If you’ve heard of Wisconsin Brick cheese and live outside of the Midwest, you’ve probably heard of it in relation to Detroit-style pizza. It’s a high-fat aged cheese with a uniquely tangy, salty, buttery flavor that lends the deep-pan Detroit pizza its buttery taste and more important its crispy, lacy, blackened edges. The edges will look black and burned beyond edible but don’t be fooled that’s black gold.
With just a little effort, the home cook can really up their pizza game. Ten years ago, I moved to the suburbs and immediately realized all the pizza was mediocre at best and if I wanted to once again have pizza anywhere near as good as a place in the city (even a city like Boston with an Ok but not stellar pizza rep) I was going to have to make it myself.
Since then, I’ve tried many different flours, recipes, toppings, and dough. Top it with whatever you want, what will really elevate a pizza is a great dough.
I like to think of Detroit pizza as the Sicilian’s chubby cousin. Not so rustic as, say, a focaccia, but not quite as soft and fluffy as a New York–style Sicilian slice.It’s special occasion pizza that’s dripping with cheese, fluffy in the middle and laced with crispy edges. This is not every Friday night pizza or you’ll soon be purchasing a defibrillator. But it is really good pizza.
And despite the decadent use of cheese you don’t need a wood-fired oven or 900 degrees to get professional quality. You do sort of need a special pan, if you want to get technical, but this simple and easy dough recipe is perfect for homemade pizza.
My obsession with a simple, clean and great tasting sauce for my pizzas has nothing to do with being a purist or overly frugal. I didn’t learn the history of Neopolitan sauces until later. The frugality definitely appealed to me but wasn’t the primary reason either.
The reason I started exclusively making my own simple, better sauce in 2 minutes or less was that one day I became stuck in the local food store aisle desperately searching for a jarred or canned sauce that didn’t contain corn syrup, weird additives, or tongue-twisting chemicals that seemed better left outside the body.
We all hit the wall at some point. It’s late summer and you’ve just returned from the farm with another box of fresh, organic CSA produce and….you feel nothing.
Don’t worry, it’s totally normal. The dog days of CSA happen to the best of us. One more eggplant or ear of corn can turn your stomach. Don’t panic. Don’t toss everything in the compost bin.
So you’ve taken the plunge, tackled the basics and found that you just might like this homemade pizza making thing. If you are looking to take your home pizza game up a notch, here are a few more tools you might consider. None of them are essential to making good pizza at home, but each one can potentially take your homemade pizza from good to great.
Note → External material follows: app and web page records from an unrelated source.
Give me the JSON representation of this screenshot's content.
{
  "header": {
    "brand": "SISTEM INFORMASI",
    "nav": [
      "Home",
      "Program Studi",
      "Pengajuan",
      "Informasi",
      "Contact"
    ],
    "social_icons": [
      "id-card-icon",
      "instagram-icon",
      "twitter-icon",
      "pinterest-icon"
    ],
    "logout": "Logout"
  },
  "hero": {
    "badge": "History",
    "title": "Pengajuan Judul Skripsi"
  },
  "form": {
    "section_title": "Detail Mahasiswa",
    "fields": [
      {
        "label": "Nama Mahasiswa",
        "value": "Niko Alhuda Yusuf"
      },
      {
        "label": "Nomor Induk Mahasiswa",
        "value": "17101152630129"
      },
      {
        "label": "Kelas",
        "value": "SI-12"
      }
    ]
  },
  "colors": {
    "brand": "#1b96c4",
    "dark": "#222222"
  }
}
You might notice a trend with the tools on this list: they all help with consistency. You might make a great pie once in a while with the essential tools. And a blind squirrel might find a nut. But if you really want to have consistent, predictable results, say, you want to invite people over for pizza and know that you will produce something worthwhile, you need to be confident that your processes and recipes will produce results. These tools, along with some high heat, can help.
Making pizza at home isn’t all that difficult and with a little practice you can often turn out pies that are just as good and probably better than your local corner pizza joint. You do, however, need a few pieces of equipment.